What to work on
Some lines in the listing hold the word "Florida". Return each of them.

- - - - - - -

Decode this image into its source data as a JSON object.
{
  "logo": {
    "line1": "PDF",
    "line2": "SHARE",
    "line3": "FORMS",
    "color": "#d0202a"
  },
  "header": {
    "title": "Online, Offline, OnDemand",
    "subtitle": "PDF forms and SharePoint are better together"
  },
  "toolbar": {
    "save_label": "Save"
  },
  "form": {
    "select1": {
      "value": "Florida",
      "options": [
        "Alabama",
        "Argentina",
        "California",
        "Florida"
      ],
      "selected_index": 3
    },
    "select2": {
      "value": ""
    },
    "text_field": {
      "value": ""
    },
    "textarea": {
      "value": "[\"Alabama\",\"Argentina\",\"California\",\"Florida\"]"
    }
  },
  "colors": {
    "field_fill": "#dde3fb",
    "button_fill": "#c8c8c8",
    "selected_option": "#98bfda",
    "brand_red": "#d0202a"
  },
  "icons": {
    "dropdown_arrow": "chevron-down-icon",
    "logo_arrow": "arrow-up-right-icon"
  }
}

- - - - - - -

Result
      "value": "Florida",
        "Florida"
      "value": "[\"Alabama\",\"Argentina\",\"California\",\"Florida\"]"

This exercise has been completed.